Medicine and Dentistry 5 19%
Neuroscience 4 15%
Agricultural and Biological Sciences 4 15%
Nursing and Health Professions 3 11%
Business, Management and Accounting 1 4%
Other 2 7%
Unknown 8 30%

Attention Score in Context

This research output has an Altmetric Attention Score of 3. This is our high-level measure of the quality and quantity of online attention that it has received. This Attention Score, as well as the ranking and number of research outputs shown below, was calculated when the research output was last mentioned on 03 March 2018.
All research outputs
#7,287,657
of 13,789,144 outputs
Outputs from Molecular Neurodegeneration
#373
of 580 outputs
Outputs of similar age
#119,402
of 272,239 outputs
Outputs of similar age from Molecular Neurodegeneration
#1
of 1 outputs
Altmetric has tracked 13,789,144 research outputs across all sources so far.

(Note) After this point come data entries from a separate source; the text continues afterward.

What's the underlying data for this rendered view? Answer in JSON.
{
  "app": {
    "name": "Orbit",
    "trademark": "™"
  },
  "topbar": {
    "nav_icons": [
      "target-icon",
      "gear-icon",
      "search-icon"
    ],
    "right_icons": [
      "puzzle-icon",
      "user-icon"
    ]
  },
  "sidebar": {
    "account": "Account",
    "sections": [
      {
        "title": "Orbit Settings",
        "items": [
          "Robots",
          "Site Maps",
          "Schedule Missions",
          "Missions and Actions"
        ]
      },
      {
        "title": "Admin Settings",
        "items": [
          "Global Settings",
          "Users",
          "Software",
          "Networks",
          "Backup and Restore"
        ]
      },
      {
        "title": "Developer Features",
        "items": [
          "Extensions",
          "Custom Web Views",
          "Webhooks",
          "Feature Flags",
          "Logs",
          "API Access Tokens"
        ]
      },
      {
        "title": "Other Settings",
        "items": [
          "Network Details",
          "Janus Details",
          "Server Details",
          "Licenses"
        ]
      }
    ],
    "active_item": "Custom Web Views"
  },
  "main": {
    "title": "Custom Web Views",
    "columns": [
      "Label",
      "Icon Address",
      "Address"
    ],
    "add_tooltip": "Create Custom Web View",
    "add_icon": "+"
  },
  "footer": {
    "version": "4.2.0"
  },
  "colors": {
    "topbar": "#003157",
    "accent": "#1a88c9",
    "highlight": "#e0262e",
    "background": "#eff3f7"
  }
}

This one is in the 46th percentile – i.e., 46% of other outputs scored the same or lower than it.
So far Altmetric has tracked 580 research outputs from this source. They typically receive more attention than average, with a mean Attention Score of 8.6. This one is in the 34th percentile – i.e., 34% of its peers scored the same or lower than it.
Older research outputs will score higher simply because they've had more time to accumulate mentions. To account for age we can compare this Altmetric Attention Score to the 272,239 tracked outputs that were published within six weeks on either side of this one in any source. This one has gotten more attention than average, scoring higher than 55% of its contemporaries.
We're also able to compare this research output to 1 others from the same source and published within six weeks on either side of this one. This one has scored higher than all of them